Problem: For this exercise, copy each line of the records that contains the word "Transform".

(App and web page records)
══════
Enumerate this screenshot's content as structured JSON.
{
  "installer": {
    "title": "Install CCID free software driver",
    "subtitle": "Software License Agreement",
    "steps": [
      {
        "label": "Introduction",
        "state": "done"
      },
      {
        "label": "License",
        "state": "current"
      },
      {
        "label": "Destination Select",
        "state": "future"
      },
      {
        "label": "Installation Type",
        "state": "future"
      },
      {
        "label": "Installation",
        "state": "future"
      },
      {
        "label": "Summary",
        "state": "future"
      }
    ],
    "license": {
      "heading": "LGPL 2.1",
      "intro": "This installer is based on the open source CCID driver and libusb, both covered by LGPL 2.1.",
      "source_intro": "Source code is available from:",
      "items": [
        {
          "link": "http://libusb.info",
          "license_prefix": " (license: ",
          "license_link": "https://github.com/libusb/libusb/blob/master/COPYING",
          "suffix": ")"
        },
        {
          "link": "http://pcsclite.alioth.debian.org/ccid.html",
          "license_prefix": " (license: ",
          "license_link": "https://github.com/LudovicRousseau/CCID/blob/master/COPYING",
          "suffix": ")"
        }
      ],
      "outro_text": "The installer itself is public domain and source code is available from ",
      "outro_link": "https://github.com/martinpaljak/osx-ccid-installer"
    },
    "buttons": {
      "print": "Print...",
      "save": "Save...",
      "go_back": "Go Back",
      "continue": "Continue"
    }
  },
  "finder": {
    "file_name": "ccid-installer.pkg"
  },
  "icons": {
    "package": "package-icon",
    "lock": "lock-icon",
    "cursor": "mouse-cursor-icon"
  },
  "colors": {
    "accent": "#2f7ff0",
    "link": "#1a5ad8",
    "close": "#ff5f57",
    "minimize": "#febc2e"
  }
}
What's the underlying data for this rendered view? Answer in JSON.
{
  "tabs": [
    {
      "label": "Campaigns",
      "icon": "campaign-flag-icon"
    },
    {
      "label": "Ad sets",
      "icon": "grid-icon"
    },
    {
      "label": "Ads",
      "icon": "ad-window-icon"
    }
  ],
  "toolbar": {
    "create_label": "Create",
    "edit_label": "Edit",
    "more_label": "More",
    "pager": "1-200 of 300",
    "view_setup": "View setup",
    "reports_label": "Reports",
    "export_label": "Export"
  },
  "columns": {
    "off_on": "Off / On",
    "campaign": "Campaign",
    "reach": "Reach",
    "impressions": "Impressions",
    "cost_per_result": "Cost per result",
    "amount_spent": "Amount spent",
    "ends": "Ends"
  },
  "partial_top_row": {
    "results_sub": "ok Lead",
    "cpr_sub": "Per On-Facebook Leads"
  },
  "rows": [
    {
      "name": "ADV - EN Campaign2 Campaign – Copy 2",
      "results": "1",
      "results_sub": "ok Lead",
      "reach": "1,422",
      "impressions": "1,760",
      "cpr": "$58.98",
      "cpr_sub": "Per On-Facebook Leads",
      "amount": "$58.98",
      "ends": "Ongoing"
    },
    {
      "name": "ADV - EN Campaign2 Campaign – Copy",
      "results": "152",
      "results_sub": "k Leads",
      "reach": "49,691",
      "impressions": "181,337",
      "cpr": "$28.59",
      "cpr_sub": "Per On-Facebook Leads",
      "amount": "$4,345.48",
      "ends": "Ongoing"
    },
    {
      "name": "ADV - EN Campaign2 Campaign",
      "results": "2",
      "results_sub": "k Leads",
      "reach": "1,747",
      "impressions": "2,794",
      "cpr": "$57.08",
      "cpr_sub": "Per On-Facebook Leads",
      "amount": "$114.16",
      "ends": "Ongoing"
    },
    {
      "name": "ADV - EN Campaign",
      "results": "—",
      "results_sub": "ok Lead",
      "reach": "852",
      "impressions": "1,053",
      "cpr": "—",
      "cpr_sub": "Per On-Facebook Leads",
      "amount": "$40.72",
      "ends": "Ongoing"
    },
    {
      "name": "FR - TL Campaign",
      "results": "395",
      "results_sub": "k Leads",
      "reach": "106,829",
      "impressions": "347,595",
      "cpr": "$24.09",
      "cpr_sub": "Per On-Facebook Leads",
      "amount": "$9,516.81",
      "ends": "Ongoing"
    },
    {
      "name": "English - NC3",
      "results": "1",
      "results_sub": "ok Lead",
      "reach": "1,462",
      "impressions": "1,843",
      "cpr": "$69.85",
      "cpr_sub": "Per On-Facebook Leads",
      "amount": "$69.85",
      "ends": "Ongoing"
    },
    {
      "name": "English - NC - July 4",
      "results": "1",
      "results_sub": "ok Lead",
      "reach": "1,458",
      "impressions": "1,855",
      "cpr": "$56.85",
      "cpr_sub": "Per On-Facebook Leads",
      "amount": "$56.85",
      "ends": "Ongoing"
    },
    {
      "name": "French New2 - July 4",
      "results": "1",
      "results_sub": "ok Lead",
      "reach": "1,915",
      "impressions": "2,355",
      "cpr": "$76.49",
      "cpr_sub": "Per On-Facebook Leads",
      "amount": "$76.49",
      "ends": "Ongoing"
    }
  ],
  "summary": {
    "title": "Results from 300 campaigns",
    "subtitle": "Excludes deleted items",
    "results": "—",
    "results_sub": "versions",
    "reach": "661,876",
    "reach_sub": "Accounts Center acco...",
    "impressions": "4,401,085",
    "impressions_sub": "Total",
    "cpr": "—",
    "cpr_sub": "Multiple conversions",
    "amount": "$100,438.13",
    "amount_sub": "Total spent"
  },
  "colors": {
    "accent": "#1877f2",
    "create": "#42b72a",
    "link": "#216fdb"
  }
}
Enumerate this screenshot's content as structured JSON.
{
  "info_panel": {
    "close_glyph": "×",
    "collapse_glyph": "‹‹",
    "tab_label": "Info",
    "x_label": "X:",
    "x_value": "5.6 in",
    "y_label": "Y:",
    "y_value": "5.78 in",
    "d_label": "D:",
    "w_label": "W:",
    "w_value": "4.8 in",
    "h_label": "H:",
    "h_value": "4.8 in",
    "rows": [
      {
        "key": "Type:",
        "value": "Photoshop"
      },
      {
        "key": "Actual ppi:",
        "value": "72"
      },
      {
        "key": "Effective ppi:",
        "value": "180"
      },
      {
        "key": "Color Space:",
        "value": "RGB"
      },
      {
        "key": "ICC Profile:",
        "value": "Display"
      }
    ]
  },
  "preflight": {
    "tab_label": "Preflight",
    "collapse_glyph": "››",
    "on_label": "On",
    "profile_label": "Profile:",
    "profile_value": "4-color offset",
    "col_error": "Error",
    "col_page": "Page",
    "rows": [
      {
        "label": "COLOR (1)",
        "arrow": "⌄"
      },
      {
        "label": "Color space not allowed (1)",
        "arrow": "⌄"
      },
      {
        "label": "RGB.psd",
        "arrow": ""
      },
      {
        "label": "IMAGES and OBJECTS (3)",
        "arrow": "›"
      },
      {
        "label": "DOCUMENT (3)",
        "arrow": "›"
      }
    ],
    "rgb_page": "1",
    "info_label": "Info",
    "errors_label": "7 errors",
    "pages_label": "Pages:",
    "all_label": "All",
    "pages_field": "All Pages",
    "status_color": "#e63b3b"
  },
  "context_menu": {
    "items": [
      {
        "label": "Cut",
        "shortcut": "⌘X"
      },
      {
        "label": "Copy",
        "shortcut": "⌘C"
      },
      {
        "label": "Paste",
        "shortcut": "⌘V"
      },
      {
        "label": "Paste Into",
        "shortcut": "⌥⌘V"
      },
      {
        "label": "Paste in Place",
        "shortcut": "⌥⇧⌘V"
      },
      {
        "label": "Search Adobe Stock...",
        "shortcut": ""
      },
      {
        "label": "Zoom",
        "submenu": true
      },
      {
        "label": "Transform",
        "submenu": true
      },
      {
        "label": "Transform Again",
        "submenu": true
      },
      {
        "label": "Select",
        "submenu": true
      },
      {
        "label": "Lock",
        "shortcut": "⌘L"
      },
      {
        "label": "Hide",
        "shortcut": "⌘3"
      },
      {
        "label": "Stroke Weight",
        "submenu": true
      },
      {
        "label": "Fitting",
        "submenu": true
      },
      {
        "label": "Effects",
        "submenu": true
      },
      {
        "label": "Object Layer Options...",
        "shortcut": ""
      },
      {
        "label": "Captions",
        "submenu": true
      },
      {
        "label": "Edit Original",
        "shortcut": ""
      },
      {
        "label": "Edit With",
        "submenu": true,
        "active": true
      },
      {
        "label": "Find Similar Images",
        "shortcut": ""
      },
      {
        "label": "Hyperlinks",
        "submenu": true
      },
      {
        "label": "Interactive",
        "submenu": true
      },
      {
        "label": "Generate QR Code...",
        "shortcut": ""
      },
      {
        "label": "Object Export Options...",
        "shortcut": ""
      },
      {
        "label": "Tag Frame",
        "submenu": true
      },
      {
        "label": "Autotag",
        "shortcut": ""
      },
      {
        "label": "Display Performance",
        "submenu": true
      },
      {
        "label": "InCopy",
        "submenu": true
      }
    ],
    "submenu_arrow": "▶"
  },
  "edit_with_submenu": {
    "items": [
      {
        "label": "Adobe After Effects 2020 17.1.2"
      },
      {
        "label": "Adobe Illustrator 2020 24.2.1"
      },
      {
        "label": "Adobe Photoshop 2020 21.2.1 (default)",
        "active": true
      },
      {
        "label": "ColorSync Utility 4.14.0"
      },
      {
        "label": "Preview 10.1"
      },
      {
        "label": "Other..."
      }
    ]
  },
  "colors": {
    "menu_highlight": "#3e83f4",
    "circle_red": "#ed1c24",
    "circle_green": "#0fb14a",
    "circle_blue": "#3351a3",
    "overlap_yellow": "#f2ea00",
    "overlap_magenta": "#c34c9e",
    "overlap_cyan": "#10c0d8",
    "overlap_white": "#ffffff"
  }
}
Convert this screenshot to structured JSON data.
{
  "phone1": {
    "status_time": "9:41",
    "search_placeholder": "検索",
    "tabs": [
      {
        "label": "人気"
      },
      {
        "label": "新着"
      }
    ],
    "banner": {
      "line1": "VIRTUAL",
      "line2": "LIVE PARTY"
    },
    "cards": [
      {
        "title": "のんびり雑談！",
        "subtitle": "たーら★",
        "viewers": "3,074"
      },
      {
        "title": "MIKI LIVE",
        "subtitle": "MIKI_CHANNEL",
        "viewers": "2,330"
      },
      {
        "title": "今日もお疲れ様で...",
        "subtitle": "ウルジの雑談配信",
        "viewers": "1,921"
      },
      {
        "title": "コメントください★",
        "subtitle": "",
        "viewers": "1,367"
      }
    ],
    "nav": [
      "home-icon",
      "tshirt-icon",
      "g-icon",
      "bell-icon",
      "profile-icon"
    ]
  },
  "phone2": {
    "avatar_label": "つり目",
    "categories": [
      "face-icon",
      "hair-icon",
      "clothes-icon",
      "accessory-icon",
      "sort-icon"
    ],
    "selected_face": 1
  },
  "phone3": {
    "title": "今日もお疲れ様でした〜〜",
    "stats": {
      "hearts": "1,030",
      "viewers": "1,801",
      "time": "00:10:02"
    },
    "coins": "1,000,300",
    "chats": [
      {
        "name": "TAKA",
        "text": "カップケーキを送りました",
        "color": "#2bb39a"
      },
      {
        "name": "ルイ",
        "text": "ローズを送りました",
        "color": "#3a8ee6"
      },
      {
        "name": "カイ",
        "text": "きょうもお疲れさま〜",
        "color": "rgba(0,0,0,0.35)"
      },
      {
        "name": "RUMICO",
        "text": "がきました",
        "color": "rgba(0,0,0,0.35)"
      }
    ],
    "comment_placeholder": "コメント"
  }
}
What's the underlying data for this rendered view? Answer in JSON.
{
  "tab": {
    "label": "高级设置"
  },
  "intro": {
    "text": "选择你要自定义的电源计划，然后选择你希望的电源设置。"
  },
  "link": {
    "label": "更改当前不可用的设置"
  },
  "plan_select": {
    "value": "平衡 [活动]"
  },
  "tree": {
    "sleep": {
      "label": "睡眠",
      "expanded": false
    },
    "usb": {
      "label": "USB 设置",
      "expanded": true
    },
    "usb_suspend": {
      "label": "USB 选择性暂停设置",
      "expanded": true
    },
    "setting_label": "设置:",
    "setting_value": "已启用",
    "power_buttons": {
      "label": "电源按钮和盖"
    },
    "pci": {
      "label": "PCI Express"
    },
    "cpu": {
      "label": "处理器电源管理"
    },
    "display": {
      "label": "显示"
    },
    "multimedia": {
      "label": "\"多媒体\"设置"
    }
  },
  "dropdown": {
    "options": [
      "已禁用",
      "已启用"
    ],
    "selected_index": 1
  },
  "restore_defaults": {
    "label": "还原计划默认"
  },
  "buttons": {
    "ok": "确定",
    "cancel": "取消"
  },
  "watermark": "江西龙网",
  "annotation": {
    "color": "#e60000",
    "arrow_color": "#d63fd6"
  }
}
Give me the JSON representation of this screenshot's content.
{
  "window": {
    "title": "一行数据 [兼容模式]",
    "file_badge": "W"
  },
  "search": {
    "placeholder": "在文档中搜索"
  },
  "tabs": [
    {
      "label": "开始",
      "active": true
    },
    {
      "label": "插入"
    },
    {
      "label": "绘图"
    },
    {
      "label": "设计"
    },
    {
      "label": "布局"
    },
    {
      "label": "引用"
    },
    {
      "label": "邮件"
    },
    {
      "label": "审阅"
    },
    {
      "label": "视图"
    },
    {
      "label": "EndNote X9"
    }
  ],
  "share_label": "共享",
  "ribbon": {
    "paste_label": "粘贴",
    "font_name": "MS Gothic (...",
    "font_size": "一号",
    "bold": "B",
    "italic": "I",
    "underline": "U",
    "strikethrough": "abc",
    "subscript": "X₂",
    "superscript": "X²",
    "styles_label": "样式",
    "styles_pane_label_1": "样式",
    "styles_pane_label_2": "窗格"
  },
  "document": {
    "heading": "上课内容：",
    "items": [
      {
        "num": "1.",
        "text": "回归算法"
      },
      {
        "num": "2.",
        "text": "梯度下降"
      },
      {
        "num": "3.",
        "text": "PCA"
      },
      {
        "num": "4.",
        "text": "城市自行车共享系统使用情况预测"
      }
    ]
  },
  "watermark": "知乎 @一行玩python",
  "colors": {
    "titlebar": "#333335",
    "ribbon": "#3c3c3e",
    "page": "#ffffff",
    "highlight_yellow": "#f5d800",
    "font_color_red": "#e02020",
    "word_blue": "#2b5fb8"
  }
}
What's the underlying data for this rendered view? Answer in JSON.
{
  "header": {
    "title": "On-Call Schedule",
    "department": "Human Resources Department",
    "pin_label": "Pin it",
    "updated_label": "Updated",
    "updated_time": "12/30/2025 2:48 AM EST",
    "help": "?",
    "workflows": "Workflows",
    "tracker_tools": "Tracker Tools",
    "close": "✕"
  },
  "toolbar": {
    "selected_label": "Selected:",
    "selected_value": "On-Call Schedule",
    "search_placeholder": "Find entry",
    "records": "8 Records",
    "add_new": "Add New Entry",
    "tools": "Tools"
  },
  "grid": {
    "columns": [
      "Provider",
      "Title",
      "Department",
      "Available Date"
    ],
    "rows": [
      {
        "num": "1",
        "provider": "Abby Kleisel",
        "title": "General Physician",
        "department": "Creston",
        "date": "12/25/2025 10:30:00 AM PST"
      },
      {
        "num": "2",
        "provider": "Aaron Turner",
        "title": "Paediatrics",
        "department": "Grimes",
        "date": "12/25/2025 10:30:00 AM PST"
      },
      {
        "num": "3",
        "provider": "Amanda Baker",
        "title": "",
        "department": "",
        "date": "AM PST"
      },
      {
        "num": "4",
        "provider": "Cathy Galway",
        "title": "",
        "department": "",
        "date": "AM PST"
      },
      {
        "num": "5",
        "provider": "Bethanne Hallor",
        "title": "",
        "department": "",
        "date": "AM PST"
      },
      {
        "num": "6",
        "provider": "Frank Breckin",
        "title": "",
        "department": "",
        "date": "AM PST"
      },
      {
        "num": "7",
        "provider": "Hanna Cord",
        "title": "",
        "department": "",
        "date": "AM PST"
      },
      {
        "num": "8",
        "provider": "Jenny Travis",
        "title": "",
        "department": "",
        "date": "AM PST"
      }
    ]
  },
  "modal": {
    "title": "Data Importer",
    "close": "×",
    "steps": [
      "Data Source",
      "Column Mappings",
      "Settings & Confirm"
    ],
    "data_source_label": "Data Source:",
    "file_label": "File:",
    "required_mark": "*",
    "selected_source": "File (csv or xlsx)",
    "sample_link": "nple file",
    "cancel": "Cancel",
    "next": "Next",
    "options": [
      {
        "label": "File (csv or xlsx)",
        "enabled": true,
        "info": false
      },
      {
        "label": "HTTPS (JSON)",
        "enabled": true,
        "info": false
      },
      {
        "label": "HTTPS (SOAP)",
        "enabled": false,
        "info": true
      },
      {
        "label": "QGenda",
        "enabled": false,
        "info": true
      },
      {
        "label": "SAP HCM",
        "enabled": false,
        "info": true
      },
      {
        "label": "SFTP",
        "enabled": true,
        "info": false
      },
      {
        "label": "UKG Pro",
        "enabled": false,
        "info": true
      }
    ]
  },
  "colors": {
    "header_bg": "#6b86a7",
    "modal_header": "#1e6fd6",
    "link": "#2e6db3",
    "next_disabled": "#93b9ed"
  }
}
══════
Expected answer:
        "label": "Transform",
        "label": "Transform Again",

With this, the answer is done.